Exercise prompt: From the first line to the last, reproduce the records exactly as they appear below.
*** Supplied material ***
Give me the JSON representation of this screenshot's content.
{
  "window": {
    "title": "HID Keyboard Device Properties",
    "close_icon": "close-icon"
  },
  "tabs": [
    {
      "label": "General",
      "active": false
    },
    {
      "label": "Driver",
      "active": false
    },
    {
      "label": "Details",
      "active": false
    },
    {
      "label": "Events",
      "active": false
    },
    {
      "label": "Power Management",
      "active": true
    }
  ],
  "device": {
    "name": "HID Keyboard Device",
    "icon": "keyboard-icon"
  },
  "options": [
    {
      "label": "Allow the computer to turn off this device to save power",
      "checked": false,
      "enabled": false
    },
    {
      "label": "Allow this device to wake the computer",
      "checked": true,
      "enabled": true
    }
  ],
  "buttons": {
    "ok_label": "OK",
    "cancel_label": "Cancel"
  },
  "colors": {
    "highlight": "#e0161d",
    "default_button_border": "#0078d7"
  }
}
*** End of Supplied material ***
Solution below:
Give me the JSON representation of this screenshot's content.
{
  "window": {
    "title": "HID Keyboard Device Properties",
    "close_icon": "close-icon"
  },
  "tabs": [
    {
      "label": "General",
      "active": false
    },
    {
      "label": "Driver",
      "active": false
    },
    {
      "label": "Details",
      "active": false
    },
    {
      "label": "Events",
      "active": false
    },
    {
      "label": "Power Management",
      "active": true
    }
  ],
  "device": {
    "name": "HID Keyboard Device",
    "icon": "keyboard-icon"
  },
  "options": [
    {
      "label": "Allow the computer to turn off this device to save power",
      "checked": false,
      "enabled": false
    },
    {
      "label": "Allow this device to wake the computer",
      "checked": true,
      "enabled": true
    }
  ],
  "buttons": {
    "ok_label": "OK",
    "cancel_label": "Cancel"
  },
  "colors": {
    "highlight": "#e0161d",
    "default_button_border": "#0078d7"
  }
}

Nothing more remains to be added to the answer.